The amendment bill moved by Union water resources minister Uma Bharti on Tuesday for a permanent tribunal to negotiate and settle inter-state river water issues would require approval from both the Houses before it’s implemented.
Punjab is hopeful that its long-pending application for re-assessment of Ravi-Beas waters sent to the Centre will be referred to the permanent tribunal.
Bharti, while presenting the bill in the Lok Sabha, called it a “revolutionary step” and announced that it proposes to introduce a mechanism to amicably resolve the disputes through negotiations.
“Our application to re-assess Ravi-Beas waters by an independent tribunal has been pending with the (Union water resources) ministry since 2003.Our plea was that the quantum of water in Ravi-Beas rivers have fallen drastically, so it should be re-assessed,” said SK Goel, a retired chief engineer of the Punjab irrigation department, who now gives consultation to the state government on river water issues.
After a long wait of 12 years, the state government in 2015 moved the Supreme Court (SC) seeking direction to the Centre for setting up a tribunal. “The court so far has not taken up the issue, but we are hopeful that after the amendment in the IRWDA, the Centre would refer our plea to it,” Goel said.
“Let us see how things take shape after the new amendment. Our government would take a decision to move its case only after the scope of amended IRWDA is known,” said secretary, irrigation, KS Pannu.
THE SYL CASE
In the ongoing case relating to the Sutlej-Yamuna link (SYL) Canal, the Supreme Court (SC) has asked Punjab to construct the canal, but the state government has pleaded that it has no water to share.
In its previous decision in March 2002, the SC had decreed for construction of canal, which the Punjab government had opposed.
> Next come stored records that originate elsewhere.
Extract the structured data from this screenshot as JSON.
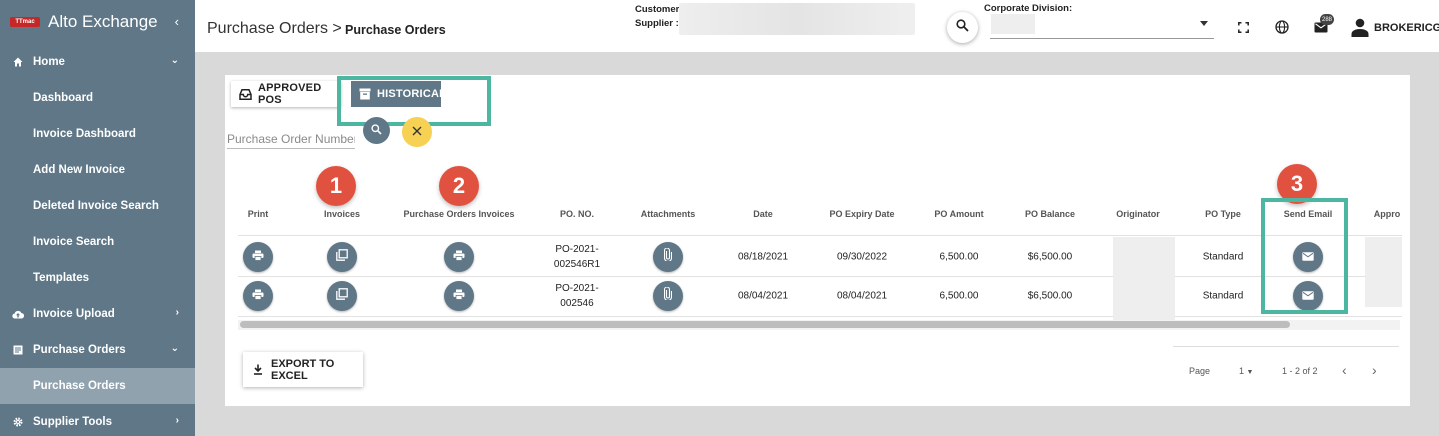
{
  "app": {
    "logo_text": "TTmac",
    "title": "Alto Exchange",
    "collapse_icon": "chevron-left-icon"
  },
  "sidebar": {
    "home": {
      "label": "Home",
      "icon": "home-icon"
    },
    "home_items": [
      "Dashboard",
      "Invoice Dashboard",
      "Add New Invoice",
      "Deleted Invoice Search",
      "Invoice Search",
      "Templates"
    ],
    "invoice_upload": {
      "label": "Invoice Upload",
      "icon": "cloud-upload-icon"
    },
    "purchase_orders": {
      "label": "Purchase Orders",
      "icon": "list-icon"
    },
    "purchase_orders_items": [
      "Purchase Orders"
    ],
    "supplier_tools": {
      "label": "Supplier Tools",
      "icon": "gear-icon"
    }
  },
  "header": {
    "breadcrumb_parent": "Purchase Orders >",
    "breadcrumb_current": "Purchase Orders",
    "customer_label": "Customer",
    "supplier_label": "Supplier :",
    "corporate_division_label": "Corporate Division:",
    "notification_count": "288",
    "username": "BROKERICG"
  },
  "tabs": {
    "approved": "APPROVED POS",
    "historical": "HISTORICAL"
  },
  "search": {
    "placeholder": "Purchase Order Number"
  },
  "callouts": [
    "1",
    "2",
    "3"
  ],
  "table": {
    "columns": [
      "Print",
      "Invoices",
      "Purchase Orders Invoices",
      "PO. NO.",
      "Attachments",
      "Date",
      "PO Expiry Date",
      "PO Amount",
      "PO Balance",
      "Originator",
      "PO Type",
      "Send Email",
      "Appro"
    ],
    "rows": [
      {
        "po_no_line1": "PO-2021-",
        "po_no_line2": "002546R1",
        "date": "08/18/2021",
        "expiry": "09/30/2022",
        "amount": "6,500.00",
        "balance": "$6,500.00",
        "type": "Standard"
      },
      {
        "po_no_line1": "PO-2021-",
        "po_no_line2": "002546",
        "date": "08/04/2021",
        "expiry": "08/04/2021",
        "amount": "6,500.00",
        "balance": "$6,500.00",
        "type": "Standard"
      }
    ]
  },
  "footer": {
    "export_label": "EXPORT TO EXCEL",
    "page_label": "Page",
    "page_value": "1",
    "range": "1 - 2 of 2"
  },
  "colors": {
    "sidebar": "#5f7787",
    "highlight": "#4db6a0",
    "callout": "#e05140",
    "clear": "#f7d154"
  }
}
As a counter to the earlier SC directive for building the canal, the Amarinder Singh-led state government had passed the Termination of (Water) Agreements Act in 2004, abrogating all the state’s previous pacts on water sharing with the neighbouring states, and sent it to the President for his assent.
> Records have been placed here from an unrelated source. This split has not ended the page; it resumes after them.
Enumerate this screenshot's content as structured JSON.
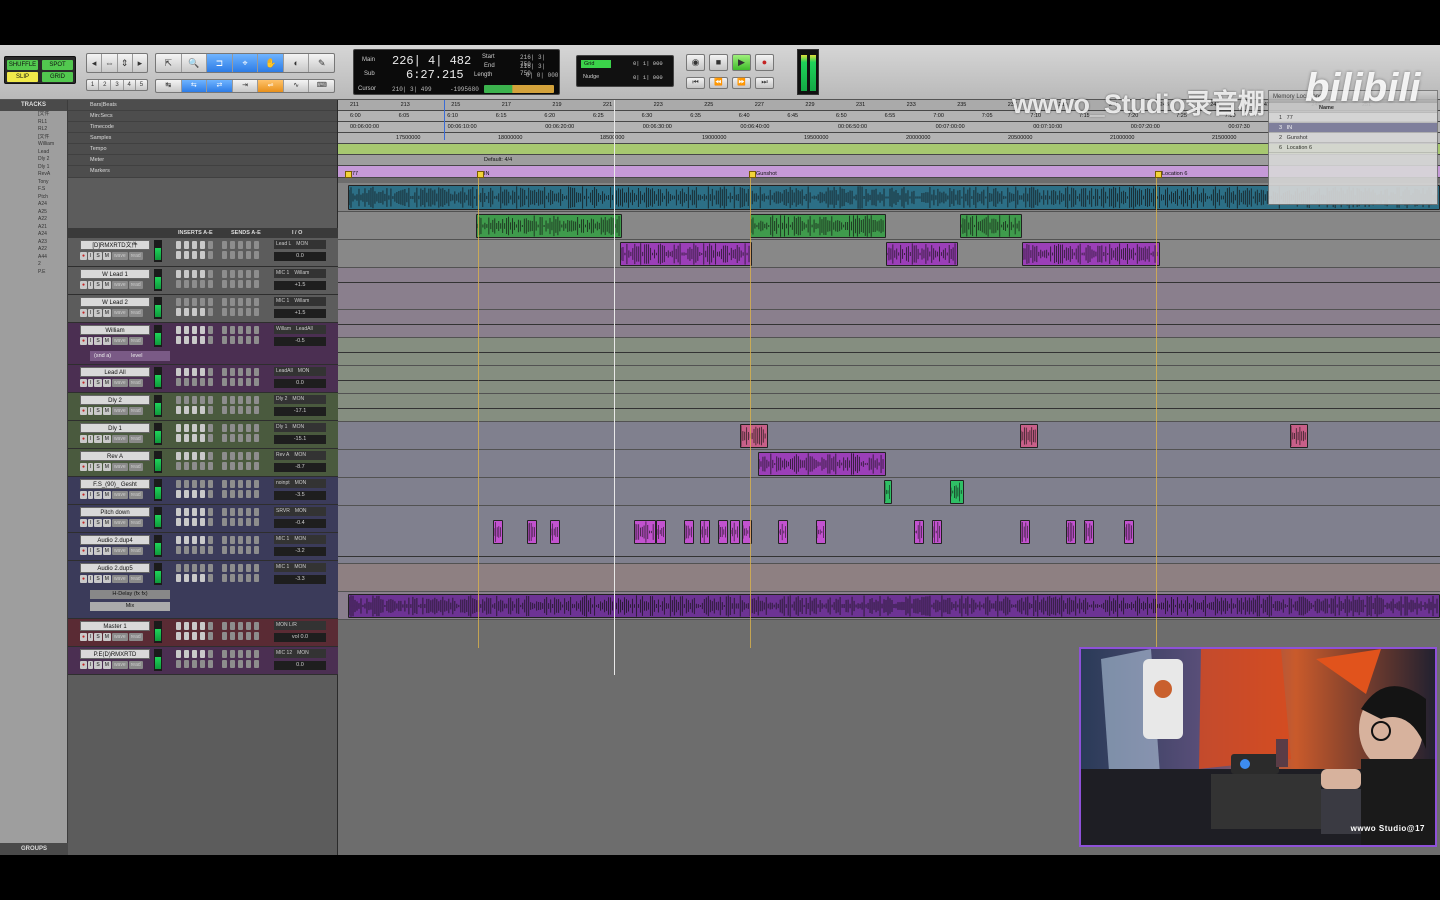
{
  "toolbar": {
    "edit_modes": [
      "SHUFFLE",
      "SPOT",
      "SLIP",
      "GRID"
    ],
    "zoom_presets": [
      "1",
      "2",
      "3",
      "4",
      "5"
    ],
    "counter": {
      "main_label": "Main",
      "sub_label": "Sub",
      "main_value": "226| 4| 482",
      "sub_value": "6:27.215",
      "start_label": "Start",
      "end_label": "End",
      "length_label": "Length",
      "start_value": "216| 3| 750",
      "end_value": "216| 3| 750",
      "length_value": "0| 0| 000",
      "cursor_label": "Cursor",
      "cursor_value": "210| 3| 499",
      "cursor_sample": "-1995680"
    },
    "grid_label": "Grid",
    "grid_value": "0| 1| 000",
    "nudge_label": "Nudge",
    "nudge_value": "0| 1| 000"
  },
  "tracks_panel": {
    "header": "TRACKS",
    "groups_header": "GROUPS",
    "items": [
      "[文件",
      "RL1",
      "RL2",
      "[文件",
      "William",
      "Lead",
      "Dly 2",
      "Dly 1",
      "RevA",
      "Tony",
      "F.S",
      "Ptch",
      "A24",
      "A25",
      "A22",
      "A21",
      "A24",
      "A23",
      "A22",
      "A44",
      "2",
      "P.E"
    ]
  },
  "rulers": {
    "labels": [
      "Bars|Beats",
      "Min:Secs",
      "Timecode",
      "Samples",
      "Tempo",
      "Meter",
      "Markers"
    ],
    "bars": [
      "211",
      "213",
      "215",
      "217",
      "219",
      "221",
      "223",
      "225",
      "227",
      "229",
      "231",
      "233",
      "235",
      "237",
      "239",
      "241",
      "243",
      "245",
      "247",
      "249",
      "251"
    ],
    "minsecs": [
      "6:00",
      "6:05",
      "6:10",
      "6:15",
      "6:20",
      "6:25",
      "6:30",
      "6:35",
      "6:40",
      "6:45",
      "6:50",
      "6:55",
      "7:00",
      "7:05",
      "7:10",
      "7:15",
      "7:20",
      "7:25",
      "7:30"
    ],
    "timecode": [
      "00:06:00:00",
      "00:06:10:00",
      "00:06:20:00",
      "00:06:30:00",
      "00:06:40:00",
      "00:06:50:00",
      "00:07:00:00",
      "00:07:10:00",
      "00:07:20:00",
      "00:07:30"
    ],
    "samples": [
      "17500000",
      "18000000",
      "18500000",
      "19000000",
      "19500000",
      "20000000",
      "20500000",
      "21000000",
      "21500000"
    ],
    "meter_text": "Default: 4/4",
    "markers": [
      "77",
      "IN",
      "Gunshot",
      "Location 6"
    ]
  },
  "columns": {
    "inserts": "INSERTS A-E",
    "sends": "SENDS A-E",
    "io": "I / O"
  },
  "tracks": [
    {
      "name": "[D]RMXRTD文件",
      "io_in": "Lead L",
      "io_mon": "MON",
      "vol": "0.0"
    },
    {
      "name": "W Lead 1",
      "io_in": "MIC 1",
      "io_mon": "Willam",
      "vol": "+1.5"
    },
    {
      "name": "W Lead 2",
      "io_in": "MIC 1",
      "io_mon": "Willam",
      "vol": "+1.5"
    },
    {
      "name": "William",
      "io_in": "Willam",
      "io_mon": "LeadAll",
      "vol": "-0.5",
      "send_label": "(snd a)",
      "send_level": "level"
    },
    {
      "name": "Lead All",
      "io_in": "LeadAll",
      "io_mon": "MON",
      "vol": "0.0"
    },
    {
      "name": "Dly 2",
      "io_in": "Dly 2",
      "io_mon": "MON",
      "vol": "-17.1"
    },
    {
      "name": "Dly 1",
      "io_in": "Dly 1",
      "io_mon": "MON",
      "vol": "-15.1"
    },
    {
      "name": "Rev A",
      "io_in": "Rev A",
      "io_mon": "MON",
      "vol": "-8.7"
    },
    {
      "name": "F.S_(90)_ Gesht",
      "io_in": "noinpt",
      "io_mon": "MON",
      "vol": "-3.5"
    },
    {
      "name": "Pitch down",
      "io_in": "SRVR",
      "io_mon": "MON",
      "vol": "-0.4"
    },
    {
      "name": "Audio 2.dup4",
      "io_in": "MIC 1",
      "io_mon": "MON",
      "vol": "-3.2"
    },
    {
      "name": "Audio 2.dup5",
      "io_in": "MIC 1",
      "io_mon": "MON",
      "vol": "-3.3",
      "plugin": "H-Delay (fx fx)",
      "plugin_param": "Mix"
    },
    {
      "name": "Master 1",
      "io_in": "MON L/R",
      "io_mon": "",
      "vol": "0.0",
      "vol_label": "vol"
    },
    {
      "name": "P.E(D)RMXRTD",
      "io_in": "MIC 12",
      "io_mon": "MON",
      "vol": "0.0"
    }
  ],
  "memory_window": {
    "title": "Memory Locations",
    "name_col": "Name",
    "rows": [
      "77",
      "IN",
      "Gunshot",
      "Location 6"
    ],
    "row_numbers": [
      "1",
      "3",
      "2",
      "6"
    ]
  },
  "watermark": "wwwo_Studio录音棚",
  "bilibili": "bilibili",
  "webcam_caption": "wwwo Studio@17",
  "colors": {
    "blue_clip": "#2c6f86",
    "green_clip": "#3f9b4c",
    "purple_clip": "#9b3fb8",
    "pink_clip": "#c75f88",
    "marker_bg": "#c69ad8",
    "tempo_bg": "#a7c870"
  }
}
The President had sent the matter to the SC for its advice, to which the apex court said the Act was not in accordance with the constitutional provisions, asking Punjab to complete the canal.
Work on the SYL Canal began in 1982, when it was decided to take surplus Ravi-Beas water to other states through a new (SYL) canal. The work was stopped after terrorists killed a chief engineer and an executive engineer working on the project in 1991. But by that time, 90% work on the SYL was complete.
In 1996, Haryana moved SC seeking construction of the canal and in 2002, the court issued orders for completion of the canal.
In the upcoming hearing on SYL issue in the Supreme Court on March 28, the Punjab government plans to contend that the SC order on construction of the SYL Canal was not binding on the state, as it came as an advisory to the President.
As per Article 262 of the Constitution, matters pertaining to inter-state river water distribution are not under the purview of the SC. It is dealt by a tribunal under IRWDA, which had constituted different tribunals from time to time.